══ Data supplied

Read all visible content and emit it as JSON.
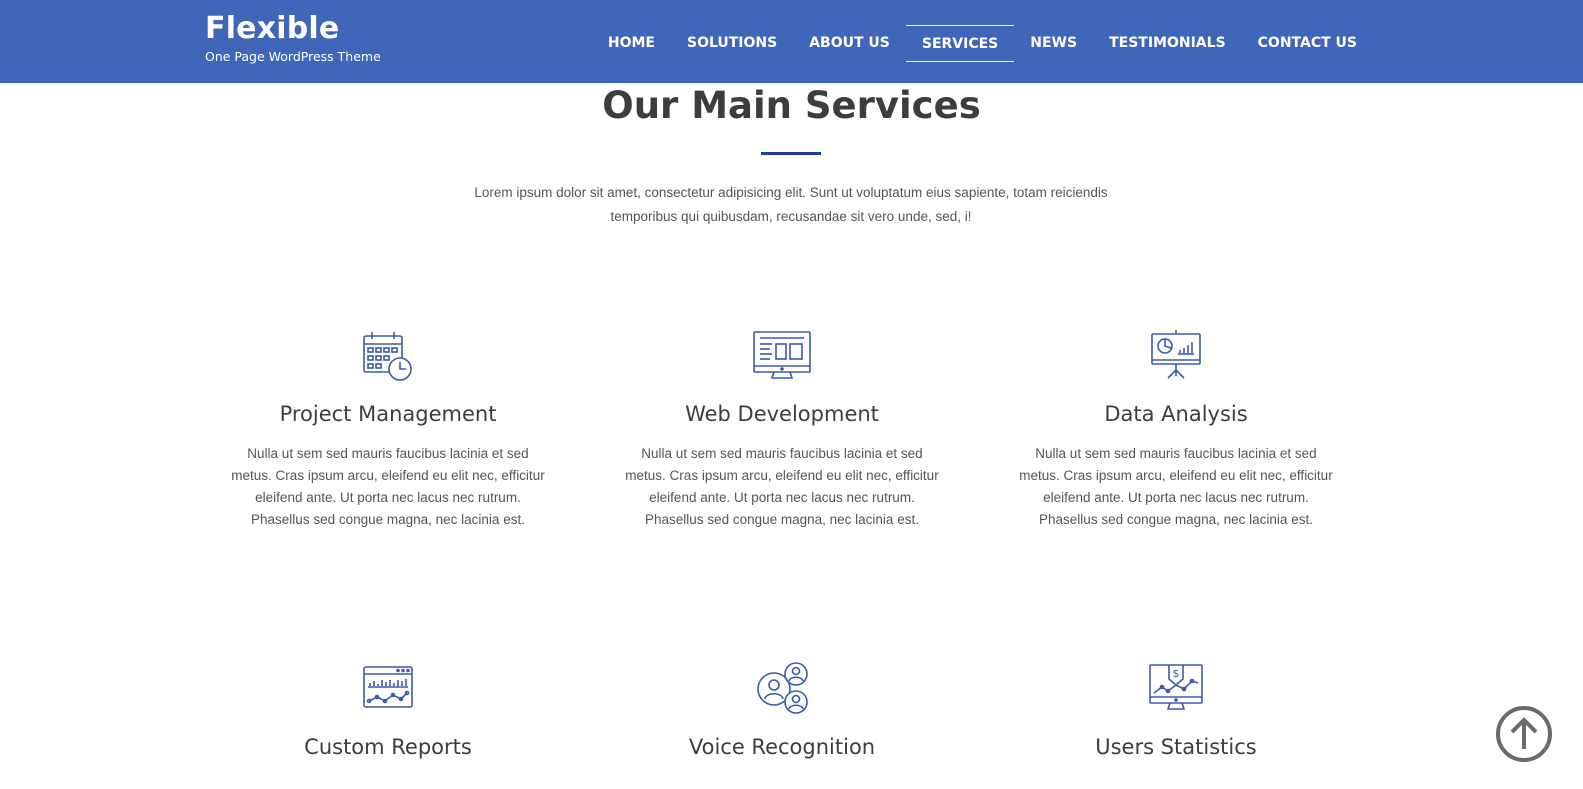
{
  "brand": {
    "title": "Flexible",
    "subtitle": "One Page WordPress Theme"
  },
  "nav": [
    {
      "label": "HOME"
    },
    {
      "label": "SOLUTIONS"
    },
    {
      "label": "ABOUT US"
    },
    {
      "label": "SERVICES",
      "active": true
    },
    {
      "label": "NEWS"
    },
    {
      "label": "TESTIMONIALS"
    },
    {
      "label": "CONTACT US"
    }
  ],
  "section": {
    "title": "Our Main Services",
    "intro": "Lorem ipsum dolor sit amet, consectetur adipisicing elit. Sunt ut voluptatum eius sapiente, totam reiciendis temporibus qui quibusdam, recusandae sit vero unde, sed, i!"
  },
  "services": [
    {
      "title": "Project Management",
      "icon": "calendar-clock-icon",
      "desc": "Nulla ut sem sed mauris faucibus lacinia et sed metus. Cras ipsum arcu, eleifend eu elit nec, efficitur eleifend ante. Ut porta nec lacus nec rutrum. Phasellus sed congue magna, nec lacinia est."
    },
    {
      "title": "Web Development",
      "icon": "monitor-layout-icon",
      "desc": "Nulla ut sem sed mauris faucibus lacinia et sed metus. Cras ipsum arcu, eleifend eu elit nec, efficitur eleifend ante. Ut porta nec lacus nec rutrum. Phasellus sed congue magna, nec lacinia est."
    },
    {
      "title": "Data Analysis",
      "icon": "presentation-board-icon",
      "desc": "Nulla ut sem sed mauris faucibus lacinia et sed metus. Cras ipsum arcu, eleifend eu elit nec, efficitur eleifend ante. Ut porta nec lacus nec rutrum. Phasellus sed congue magna, nec lacinia est."
    },
    {
      "title": "Custom Reports",
      "icon": "report-chart-icon"
    },
    {
      "title": "Voice Recognition",
      "icon": "users-group-icon"
    },
    {
      "title": "Users Statistics",
      "icon": "monitor-dollar-icon"
    }
  ],
  "colors": {
    "header": "#3f66b8",
    "accent": "#223f8e",
    "icon": "#3a5aa8"
  },
  "scroll_top": {
    "icon": "arrow-up-circle-icon"
  }
}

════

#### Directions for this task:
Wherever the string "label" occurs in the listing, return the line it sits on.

#### Task output:
      "label": "HOME"
      "label": "SOLUTIONS"
      "label": "ABOUT US"
      "label": "SERVICES",
      "label": "NEWS"
      "label": "TESTIMONIALS"
      "label": "CONTACT US"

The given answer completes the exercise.